## [ABOUT THIS TASK]
Each line that contains "Святкові" needs to be copied from the listing.

## [SUPPLIED INFORMATION]
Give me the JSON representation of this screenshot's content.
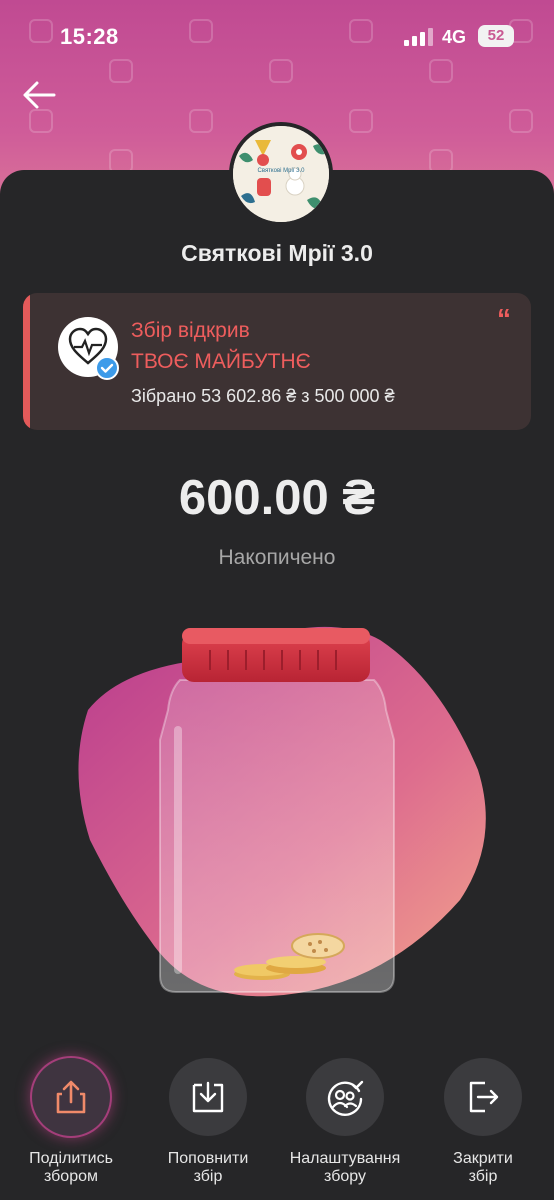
{
  "status_bar": {
    "time": "15:28",
    "network": "4G",
    "battery": "52"
  },
  "header": {
    "title": "Святкові Мрії 3.0",
    "avatar_caption": "Святкові Мрії 3.0"
  },
  "organizer": {
    "label_line1": "Збір відкрив",
    "label_line2": "ТВОЄ МАЙБУТНЄ",
    "progress_text": "Зібрано 53 602.86 ₴ з 500 000 ₴",
    "quote_mark": "“"
  },
  "jar": {
    "amount": "600.00 ₴",
    "amount_label": "Накопичено"
  },
  "actions": [
    {
      "label_line1": "Поділитись",
      "label_line2": "збором",
      "icon": "share-icon"
    },
    {
      "label_line1": "Поповнити",
      "label_line2": "збір",
      "icon": "deposit-icon"
    },
    {
      "label_line1": "Налаштування",
      "label_line2": "збору",
      "icon": "settings-icon"
    },
    {
      "label_line1": "Закрити",
      "label_line2": "збір",
      "icon": "exit-icon"
    }
  ],
  "colors": {
    "accent_red": "#ee5d5d",
    "background_dark": "#262628",
    "header_pink": "#c04a92",
    "jar_lid": "#d63644"
  }
}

## [EXPECTED OUTPUT]
    "title": "Святкові Мрії 3.0",
    "avatar_caption": "Святкові Мрії 3.0"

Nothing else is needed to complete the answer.